You Don’t Have to Be Ludwig Wittgenstein’: How Llewellyn’s Concept of Agreement Should Change the Law of Open-Quantity Contracts
37 Seton Hall Law Review 67 (2006)
In this article, Professor Allen Blair examines the preeminent role of exclusivity in open-quantity contracts under the Uniform Commercial Code (“UCC”). Although the text of the UCC does not mandate that open-quantity contracts be exclusive, the vast majority of courts considering the issue have held that exclusivity is necessary to prevent such contracts from failing for lack of mutuality of obligation. The Article traces the historic development of open-quantity agreements, focusing on pre-Code cases recognizing the commercial utility of such agreements but struggling with how to accommodate them under a classical model of contract formation. It was in this historic context that courts forged the requirement of exclusivity. Despite the fact that the UCC was intended to supplant rigid notions of contract formation, thus expanding the range of legally enforceable commercial agreements, post-Code courts have remained con- strained by classic contract law and still require exclusivity. This Article argues that by demanding exclusivity in open-quantity agreements, the majority of courts have relied on an outmoded conception of contract formation, which unduly restricts commercial deal-making and ignores the relational benefits at the heart of the UCC and Karl Llewellyn’s concept of agreement.

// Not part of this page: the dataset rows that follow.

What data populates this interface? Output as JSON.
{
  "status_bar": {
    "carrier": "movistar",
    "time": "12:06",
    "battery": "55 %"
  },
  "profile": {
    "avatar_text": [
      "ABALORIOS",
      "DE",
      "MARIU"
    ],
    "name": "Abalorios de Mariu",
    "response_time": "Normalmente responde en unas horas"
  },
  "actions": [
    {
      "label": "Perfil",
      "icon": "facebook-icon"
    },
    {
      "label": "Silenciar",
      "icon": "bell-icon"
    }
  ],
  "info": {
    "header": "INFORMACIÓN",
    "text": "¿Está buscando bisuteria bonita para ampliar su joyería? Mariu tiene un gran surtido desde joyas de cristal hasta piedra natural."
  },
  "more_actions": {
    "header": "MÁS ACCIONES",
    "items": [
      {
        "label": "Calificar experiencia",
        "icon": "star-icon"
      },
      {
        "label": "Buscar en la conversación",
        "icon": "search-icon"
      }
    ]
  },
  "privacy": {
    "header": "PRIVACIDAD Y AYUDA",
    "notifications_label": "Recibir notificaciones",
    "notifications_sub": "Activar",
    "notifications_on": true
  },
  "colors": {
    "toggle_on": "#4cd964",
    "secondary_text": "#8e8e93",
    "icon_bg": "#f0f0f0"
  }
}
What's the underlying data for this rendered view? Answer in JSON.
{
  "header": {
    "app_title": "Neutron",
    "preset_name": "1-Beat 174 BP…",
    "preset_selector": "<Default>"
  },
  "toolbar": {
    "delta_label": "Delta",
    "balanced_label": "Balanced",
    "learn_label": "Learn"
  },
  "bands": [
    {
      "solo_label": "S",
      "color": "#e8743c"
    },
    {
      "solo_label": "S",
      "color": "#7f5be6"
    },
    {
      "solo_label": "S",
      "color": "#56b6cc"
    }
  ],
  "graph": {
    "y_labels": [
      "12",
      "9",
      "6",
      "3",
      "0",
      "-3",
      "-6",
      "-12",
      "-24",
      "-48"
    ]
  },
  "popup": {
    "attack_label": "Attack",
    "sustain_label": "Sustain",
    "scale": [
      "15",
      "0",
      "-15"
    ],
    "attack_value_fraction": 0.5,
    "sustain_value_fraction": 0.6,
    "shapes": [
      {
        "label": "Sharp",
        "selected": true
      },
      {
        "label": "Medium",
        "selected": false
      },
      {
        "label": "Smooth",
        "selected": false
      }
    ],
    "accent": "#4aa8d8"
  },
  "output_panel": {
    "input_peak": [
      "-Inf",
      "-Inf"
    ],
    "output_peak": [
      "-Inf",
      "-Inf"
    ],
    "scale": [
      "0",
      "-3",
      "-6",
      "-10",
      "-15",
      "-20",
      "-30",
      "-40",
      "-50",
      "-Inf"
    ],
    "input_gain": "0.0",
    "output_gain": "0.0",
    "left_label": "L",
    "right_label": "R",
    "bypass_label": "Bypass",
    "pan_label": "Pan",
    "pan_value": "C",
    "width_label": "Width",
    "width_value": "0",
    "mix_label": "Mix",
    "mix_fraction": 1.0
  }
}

Blair, Henry Allen, "You Don’t Have to Be Ludwig Wittgenstein’: How Llewellyn’s Concept of Agreement Should Change the Law of Open-Quantity Contracts" (2006). Faculty Scholarship. 407.